Los Fresnos News

Texas A&M Forest Service Awards Historic $15.4 Million Through Forestry Grant Program

COLLEGE STATION, Texas – Twenty-two Texas cities, neighborhoods, non-profit organizations and schools received grant funding through the Texas A&M Forest Service Community Forestry Grants Program, totaling $15.4 million.

The grants will directly fund recipients’ tree planting, maintenance and community forestry planning and education efforts as part of their larger, unique urban forestry solution campaigns. The program also places a key emphasis on increasing schoolyard tree canopy coverage to 30% of a school’s campus to create accessible community treescapes.

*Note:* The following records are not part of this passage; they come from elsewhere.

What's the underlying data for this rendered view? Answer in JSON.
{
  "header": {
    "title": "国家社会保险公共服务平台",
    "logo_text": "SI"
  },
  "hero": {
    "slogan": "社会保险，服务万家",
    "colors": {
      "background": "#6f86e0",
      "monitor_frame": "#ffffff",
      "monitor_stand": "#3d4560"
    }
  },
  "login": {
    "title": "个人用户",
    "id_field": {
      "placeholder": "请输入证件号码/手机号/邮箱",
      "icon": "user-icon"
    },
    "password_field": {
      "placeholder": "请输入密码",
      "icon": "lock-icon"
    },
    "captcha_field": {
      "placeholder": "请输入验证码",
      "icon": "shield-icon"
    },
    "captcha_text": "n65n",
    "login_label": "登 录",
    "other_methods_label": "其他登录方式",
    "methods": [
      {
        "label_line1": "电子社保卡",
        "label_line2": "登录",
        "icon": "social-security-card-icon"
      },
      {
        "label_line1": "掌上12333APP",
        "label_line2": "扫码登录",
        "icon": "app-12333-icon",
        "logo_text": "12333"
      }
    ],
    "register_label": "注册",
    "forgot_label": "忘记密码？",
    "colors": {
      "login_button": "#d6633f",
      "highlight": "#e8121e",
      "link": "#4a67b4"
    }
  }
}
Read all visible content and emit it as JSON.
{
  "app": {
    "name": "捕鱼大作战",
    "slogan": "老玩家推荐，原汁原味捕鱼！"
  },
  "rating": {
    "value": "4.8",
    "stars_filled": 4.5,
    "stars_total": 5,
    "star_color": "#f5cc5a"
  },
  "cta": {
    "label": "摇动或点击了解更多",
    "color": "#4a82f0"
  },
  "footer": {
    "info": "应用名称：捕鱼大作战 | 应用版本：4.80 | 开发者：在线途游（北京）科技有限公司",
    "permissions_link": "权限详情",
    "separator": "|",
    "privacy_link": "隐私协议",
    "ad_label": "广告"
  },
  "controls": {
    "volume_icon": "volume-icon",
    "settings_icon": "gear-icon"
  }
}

“We are overjoyed with the number of communities receiving grants this year,” said Gretchen Riley, Texas A&M Forest Service Forest Systems Department Head. “We received many wonderful grant applications that meet several urban forestry needs. Beyond applications, organizations and communities across the state expressed interest in learning more about how to advance community forestry. These applications are a testament to the demand for a program such as this.”

The goal of the Community Forestry Grants program is to build healthier urban and community forests throughout the state which are essential for the economic, environmental, physical and mental well-being of all Texans. The strategy of these grants is to spearhead local programs across the state in addressing nature-based solutions to issues facing communities today.

“The impact that trees have on our mental and physical health is astounding,” said Riley. “Coordinating with schools across the state to focus efforts on increasing tree coverage at schools will positively impact the mental and physical health of students as well as provide them with hands-on forestry education and appreciation.”

The 2024 Community Forestry Grants Program awarded grants for eight categories.
Awarded in the category of climate resiliency was Ecology Action of Texas, Austin, $50,000.
Awarded in the category of geospatial analysis was Texas Trees Foundation, Dallas, for a statewide project, $550,000.

Awarded in the category of human health equity and accessibility was city of Lewisville Parks and Recreation Department, $50,000.

Awarded in the category of municipal forester was city of Duncanville, $100,000.

Awarded in the category of schoolyard forests was city of McAllen, $2,730,000; city of Pharr, $3,120,000; Rio Grande International Study Center, Laredo, $3,120,000; and Texas Trees Foundation, Dallas, for projects in Donna and Mercedes, $5,460,000.

Awarded in the category of Tree City USA was city of Ennis Parks and Recreation, $10,000; city of Lewisville Parks and Recreation Department, $10,000; and town of Flower Mound, $10,000.

Awarded in the tree planting category was Alief Super Neighborhood Council #25, Houston, $20,000; city of Denton, $20,000; city of Kaufman, $16,200; city of Laredo Environmental Services, $16,000; city of McAllen Parks and Recreation Department, $15,000; city of North Richland Hills, $20,000; city of Socorro, $14,374; Eco El Paso, LLC, El Paso, $20,000; and Lubbock Memorial Arboretum Foundation Inc, Lubbock, $20,000.

As a bonus ward, due to previous unallocated funding and the applicant’s unique landscape scale solution proposal, a project partnership between Texas Tech University, city of Lubbock and Heart of Lubbock Neighborhood Association, Lubbock, was awarded $50,000.

Grant recipients will receive funding and begin their initiatives in June 2024.
The Texas A&M Forest Service Community Forestry Grants program was established in 2022 to address Texas communities’ needs for urban forestry investment. Previous recipients of this grant include city of College Station and Bexar Branches Alliance, a San Antonio non-profit.

Funding for the grants program is provided through federal and state funding and was significantly increased from $100,000 in 2022 to $16.65 million in 2023, in part due to the USDA Forest Service and the Inflation Reduction Act.

“These grants are critical to communities and organizations throughout the state in continuing proactive forestry practices,” said Al Davis, Texas A&M Forest Service Director. “By investing in our communities today, we are ensuring healthy forests and communities for all to benefit from.”